### Required action
Across the lines of the records below, how many have the string "JSON" in them? Answer with the number alone.
**** Material provided
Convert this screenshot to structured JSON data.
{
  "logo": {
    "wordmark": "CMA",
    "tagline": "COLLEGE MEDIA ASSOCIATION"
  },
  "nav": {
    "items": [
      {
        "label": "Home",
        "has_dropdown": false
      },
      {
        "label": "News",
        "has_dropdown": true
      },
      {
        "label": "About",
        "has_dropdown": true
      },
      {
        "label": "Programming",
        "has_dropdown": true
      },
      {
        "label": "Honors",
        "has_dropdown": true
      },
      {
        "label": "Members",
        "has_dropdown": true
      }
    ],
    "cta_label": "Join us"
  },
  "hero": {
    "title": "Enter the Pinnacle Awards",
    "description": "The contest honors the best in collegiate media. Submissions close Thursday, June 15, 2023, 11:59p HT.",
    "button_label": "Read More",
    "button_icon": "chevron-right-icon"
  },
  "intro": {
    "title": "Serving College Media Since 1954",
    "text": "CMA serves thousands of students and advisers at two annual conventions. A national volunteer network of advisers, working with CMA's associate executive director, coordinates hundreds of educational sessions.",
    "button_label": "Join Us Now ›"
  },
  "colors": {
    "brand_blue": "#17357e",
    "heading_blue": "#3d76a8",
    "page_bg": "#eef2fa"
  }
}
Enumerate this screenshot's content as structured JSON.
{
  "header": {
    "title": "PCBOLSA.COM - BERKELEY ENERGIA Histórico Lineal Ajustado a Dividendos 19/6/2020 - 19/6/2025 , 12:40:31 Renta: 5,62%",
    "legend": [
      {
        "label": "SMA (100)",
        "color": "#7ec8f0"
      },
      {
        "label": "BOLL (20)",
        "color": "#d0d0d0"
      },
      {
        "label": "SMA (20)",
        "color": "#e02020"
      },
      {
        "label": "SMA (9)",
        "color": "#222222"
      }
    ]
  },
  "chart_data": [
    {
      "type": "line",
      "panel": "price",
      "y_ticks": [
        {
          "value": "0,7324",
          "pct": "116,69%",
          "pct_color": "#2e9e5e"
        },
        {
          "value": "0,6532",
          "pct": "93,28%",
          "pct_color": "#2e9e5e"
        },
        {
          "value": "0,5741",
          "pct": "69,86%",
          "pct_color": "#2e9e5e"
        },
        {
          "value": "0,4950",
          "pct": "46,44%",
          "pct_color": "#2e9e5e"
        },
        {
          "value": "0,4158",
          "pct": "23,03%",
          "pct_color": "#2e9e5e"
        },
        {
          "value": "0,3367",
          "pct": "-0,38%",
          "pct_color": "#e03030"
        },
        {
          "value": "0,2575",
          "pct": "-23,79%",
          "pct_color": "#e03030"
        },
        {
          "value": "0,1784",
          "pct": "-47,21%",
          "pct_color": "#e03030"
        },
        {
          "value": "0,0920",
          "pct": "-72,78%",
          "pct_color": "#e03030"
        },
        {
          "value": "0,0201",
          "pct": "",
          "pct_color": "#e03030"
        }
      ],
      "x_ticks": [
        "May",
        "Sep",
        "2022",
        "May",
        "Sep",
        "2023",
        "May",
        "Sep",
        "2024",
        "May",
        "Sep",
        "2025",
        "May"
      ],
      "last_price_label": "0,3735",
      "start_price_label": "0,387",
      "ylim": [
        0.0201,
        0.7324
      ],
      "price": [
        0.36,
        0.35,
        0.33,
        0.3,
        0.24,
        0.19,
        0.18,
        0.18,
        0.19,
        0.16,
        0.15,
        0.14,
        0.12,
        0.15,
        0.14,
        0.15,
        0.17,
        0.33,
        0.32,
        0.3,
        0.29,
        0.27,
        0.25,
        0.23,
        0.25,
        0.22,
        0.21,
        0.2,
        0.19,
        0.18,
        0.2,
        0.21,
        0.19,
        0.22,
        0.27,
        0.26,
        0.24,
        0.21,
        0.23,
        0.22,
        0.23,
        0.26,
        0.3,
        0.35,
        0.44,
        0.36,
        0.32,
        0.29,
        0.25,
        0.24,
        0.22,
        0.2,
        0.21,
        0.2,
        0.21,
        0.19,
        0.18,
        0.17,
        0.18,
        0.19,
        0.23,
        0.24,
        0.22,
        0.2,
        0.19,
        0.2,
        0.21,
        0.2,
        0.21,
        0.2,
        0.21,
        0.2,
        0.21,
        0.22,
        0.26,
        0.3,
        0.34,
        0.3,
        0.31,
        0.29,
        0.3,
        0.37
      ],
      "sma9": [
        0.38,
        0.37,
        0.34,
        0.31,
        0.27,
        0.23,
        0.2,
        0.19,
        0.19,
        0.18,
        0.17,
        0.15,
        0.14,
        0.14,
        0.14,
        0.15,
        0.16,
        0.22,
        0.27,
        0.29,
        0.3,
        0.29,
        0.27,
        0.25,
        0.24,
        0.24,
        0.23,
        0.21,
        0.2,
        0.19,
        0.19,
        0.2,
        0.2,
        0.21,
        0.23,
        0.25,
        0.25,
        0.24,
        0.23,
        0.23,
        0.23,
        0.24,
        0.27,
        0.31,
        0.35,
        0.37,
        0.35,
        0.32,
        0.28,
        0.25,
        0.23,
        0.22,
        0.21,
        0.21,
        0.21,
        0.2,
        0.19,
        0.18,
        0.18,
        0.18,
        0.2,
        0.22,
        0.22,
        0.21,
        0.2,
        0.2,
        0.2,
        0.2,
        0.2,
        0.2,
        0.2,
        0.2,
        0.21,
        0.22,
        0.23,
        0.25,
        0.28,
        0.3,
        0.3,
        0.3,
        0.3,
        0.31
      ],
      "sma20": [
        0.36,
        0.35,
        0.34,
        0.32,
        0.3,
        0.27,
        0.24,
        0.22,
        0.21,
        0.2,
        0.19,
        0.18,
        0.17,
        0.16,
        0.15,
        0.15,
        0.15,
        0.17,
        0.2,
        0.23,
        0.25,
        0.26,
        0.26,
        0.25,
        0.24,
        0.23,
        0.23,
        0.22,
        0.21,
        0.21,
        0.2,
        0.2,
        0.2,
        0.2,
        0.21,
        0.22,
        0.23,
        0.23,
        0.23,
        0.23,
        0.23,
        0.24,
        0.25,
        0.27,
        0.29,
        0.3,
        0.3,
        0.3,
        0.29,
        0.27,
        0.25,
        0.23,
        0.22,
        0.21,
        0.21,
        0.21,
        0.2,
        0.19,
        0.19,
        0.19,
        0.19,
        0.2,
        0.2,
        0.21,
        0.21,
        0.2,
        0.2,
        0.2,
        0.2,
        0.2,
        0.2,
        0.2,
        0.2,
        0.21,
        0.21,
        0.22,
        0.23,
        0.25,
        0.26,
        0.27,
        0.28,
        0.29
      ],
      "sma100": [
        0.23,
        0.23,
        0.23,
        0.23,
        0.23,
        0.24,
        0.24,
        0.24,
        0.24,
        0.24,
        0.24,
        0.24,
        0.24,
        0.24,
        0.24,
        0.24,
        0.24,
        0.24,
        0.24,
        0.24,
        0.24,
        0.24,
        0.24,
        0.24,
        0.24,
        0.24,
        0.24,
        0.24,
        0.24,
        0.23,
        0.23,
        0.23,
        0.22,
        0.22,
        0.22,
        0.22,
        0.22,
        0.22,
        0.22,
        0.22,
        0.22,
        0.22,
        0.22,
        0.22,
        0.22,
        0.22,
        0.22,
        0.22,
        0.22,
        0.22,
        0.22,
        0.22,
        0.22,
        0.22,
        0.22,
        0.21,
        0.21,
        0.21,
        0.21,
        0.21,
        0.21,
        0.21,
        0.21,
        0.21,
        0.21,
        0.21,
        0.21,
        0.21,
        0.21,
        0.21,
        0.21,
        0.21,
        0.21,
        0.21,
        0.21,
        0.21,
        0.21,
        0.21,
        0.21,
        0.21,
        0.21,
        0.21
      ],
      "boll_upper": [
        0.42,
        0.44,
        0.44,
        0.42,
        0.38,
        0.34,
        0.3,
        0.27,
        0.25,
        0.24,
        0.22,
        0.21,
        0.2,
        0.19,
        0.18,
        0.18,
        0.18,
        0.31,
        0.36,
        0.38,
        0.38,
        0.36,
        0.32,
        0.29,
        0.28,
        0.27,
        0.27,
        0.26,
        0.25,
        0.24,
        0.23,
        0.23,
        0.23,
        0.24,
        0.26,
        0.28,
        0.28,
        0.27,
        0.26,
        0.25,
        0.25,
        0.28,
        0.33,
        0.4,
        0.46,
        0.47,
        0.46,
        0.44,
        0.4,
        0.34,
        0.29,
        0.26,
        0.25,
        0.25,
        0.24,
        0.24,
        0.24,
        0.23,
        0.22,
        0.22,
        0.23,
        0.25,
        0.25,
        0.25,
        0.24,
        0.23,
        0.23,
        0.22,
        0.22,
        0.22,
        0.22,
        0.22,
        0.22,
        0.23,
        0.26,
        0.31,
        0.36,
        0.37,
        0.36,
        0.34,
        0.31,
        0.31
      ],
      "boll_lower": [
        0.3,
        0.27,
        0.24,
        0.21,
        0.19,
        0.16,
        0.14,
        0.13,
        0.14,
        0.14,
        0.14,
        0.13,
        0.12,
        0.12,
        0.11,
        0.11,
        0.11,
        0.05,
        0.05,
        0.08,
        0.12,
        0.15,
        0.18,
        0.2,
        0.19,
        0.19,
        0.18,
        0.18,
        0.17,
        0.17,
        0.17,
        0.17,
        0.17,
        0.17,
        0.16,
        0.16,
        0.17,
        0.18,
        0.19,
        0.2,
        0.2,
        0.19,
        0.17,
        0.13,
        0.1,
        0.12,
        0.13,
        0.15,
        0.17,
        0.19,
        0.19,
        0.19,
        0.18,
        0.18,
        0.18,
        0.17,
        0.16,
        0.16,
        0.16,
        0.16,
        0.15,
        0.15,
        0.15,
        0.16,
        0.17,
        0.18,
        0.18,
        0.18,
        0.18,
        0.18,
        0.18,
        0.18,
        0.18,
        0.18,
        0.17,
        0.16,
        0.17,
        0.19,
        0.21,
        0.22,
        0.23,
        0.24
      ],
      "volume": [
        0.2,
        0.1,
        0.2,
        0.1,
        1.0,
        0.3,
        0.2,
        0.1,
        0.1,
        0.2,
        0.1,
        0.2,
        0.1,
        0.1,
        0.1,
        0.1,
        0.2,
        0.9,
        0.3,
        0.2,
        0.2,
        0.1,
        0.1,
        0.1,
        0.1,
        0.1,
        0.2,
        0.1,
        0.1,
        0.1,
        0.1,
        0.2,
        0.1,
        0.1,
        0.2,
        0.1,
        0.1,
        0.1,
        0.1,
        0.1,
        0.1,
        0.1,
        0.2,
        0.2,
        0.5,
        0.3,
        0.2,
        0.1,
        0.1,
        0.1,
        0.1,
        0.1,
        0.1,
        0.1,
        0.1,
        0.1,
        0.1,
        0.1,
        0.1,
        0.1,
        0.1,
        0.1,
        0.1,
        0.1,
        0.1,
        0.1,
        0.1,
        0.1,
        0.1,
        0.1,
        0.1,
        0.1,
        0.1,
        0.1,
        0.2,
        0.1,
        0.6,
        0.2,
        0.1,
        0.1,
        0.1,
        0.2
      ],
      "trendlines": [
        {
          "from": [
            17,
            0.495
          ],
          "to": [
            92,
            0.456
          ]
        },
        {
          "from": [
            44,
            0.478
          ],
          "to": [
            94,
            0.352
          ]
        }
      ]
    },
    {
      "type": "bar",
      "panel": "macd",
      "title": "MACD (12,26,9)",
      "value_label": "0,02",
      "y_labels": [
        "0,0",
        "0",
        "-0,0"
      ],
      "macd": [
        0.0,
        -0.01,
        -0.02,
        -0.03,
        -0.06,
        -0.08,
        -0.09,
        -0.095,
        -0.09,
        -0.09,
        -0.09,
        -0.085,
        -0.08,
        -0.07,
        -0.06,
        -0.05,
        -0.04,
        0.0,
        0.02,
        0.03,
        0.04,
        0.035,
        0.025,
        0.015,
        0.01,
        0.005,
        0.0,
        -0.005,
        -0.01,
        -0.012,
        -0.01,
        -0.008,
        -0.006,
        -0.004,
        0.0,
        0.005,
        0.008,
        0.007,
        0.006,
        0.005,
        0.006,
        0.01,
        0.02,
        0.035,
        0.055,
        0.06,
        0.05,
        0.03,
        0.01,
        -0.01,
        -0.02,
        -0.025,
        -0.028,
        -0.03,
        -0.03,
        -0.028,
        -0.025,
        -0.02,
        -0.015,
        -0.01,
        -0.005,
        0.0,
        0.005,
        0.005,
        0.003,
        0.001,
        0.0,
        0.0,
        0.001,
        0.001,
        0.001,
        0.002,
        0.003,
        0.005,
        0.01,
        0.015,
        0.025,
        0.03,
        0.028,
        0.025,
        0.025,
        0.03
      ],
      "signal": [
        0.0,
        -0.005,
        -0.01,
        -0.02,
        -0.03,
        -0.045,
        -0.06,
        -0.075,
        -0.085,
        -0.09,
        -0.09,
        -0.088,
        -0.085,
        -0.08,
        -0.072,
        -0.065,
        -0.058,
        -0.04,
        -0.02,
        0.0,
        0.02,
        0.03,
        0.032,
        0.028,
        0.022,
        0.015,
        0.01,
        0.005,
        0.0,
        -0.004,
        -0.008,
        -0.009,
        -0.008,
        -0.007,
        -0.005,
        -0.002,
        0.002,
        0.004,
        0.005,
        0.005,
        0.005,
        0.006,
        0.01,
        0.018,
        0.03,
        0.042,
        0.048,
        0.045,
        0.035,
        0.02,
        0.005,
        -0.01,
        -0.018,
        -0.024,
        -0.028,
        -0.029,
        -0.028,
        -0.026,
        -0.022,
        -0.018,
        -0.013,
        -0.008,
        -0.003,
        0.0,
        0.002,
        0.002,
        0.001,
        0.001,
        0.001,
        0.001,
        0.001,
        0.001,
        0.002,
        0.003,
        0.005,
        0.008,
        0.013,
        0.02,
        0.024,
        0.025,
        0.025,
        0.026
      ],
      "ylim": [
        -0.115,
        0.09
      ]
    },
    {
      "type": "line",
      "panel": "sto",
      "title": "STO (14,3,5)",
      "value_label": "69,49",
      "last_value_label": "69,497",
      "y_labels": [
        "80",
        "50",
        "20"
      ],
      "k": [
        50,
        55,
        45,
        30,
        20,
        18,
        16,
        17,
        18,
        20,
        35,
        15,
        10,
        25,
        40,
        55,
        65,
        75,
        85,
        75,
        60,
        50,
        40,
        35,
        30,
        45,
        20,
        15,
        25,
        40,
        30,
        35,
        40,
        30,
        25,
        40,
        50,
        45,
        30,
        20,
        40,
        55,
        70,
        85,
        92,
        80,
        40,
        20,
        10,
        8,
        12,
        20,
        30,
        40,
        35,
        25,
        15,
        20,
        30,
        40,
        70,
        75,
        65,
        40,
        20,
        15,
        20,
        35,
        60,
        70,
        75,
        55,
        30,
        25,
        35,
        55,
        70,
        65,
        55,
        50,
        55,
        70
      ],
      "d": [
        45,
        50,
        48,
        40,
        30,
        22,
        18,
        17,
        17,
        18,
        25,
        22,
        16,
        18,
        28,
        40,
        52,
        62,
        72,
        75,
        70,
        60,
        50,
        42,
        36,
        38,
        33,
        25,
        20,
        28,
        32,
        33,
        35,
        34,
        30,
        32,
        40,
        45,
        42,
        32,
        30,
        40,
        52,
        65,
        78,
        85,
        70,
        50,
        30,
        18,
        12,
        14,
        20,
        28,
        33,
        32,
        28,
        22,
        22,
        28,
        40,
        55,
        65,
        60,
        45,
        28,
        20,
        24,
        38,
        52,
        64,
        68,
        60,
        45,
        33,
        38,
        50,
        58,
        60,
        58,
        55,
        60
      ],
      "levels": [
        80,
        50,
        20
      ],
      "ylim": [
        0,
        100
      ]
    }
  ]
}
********
### Written answer
2